§ **Records provided**:

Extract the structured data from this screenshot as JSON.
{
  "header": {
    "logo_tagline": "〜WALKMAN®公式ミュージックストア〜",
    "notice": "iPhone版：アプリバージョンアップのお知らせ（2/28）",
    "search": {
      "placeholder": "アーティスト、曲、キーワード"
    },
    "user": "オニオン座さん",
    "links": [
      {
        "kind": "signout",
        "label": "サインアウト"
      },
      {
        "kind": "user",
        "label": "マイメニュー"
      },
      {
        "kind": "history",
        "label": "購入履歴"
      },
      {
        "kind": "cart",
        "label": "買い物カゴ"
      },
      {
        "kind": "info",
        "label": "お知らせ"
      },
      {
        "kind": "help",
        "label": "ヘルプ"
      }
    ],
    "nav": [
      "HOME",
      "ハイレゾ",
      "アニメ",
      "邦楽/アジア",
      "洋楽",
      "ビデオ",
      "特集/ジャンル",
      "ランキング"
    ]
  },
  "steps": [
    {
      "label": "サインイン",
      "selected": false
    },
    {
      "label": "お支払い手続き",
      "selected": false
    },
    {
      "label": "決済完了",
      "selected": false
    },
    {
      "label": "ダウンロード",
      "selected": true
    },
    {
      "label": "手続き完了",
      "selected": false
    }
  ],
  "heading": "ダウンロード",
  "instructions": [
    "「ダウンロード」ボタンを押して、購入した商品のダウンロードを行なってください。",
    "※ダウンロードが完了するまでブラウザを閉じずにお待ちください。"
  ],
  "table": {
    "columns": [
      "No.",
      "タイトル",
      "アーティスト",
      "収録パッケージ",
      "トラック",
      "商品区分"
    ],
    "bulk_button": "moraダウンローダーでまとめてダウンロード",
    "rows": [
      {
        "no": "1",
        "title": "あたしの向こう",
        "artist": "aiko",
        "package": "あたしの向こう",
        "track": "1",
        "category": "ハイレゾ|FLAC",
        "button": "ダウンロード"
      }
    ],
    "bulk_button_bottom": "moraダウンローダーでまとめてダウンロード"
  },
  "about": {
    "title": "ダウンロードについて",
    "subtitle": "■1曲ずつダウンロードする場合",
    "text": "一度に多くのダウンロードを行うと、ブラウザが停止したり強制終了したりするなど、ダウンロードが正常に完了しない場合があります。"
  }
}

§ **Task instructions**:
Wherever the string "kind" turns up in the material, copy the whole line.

§ **Result**:
        "kind": "signout",
        "kind": "user",
        "kind": "history",
        "kind": "cart",
        "kind": "info",
        "kind": "help",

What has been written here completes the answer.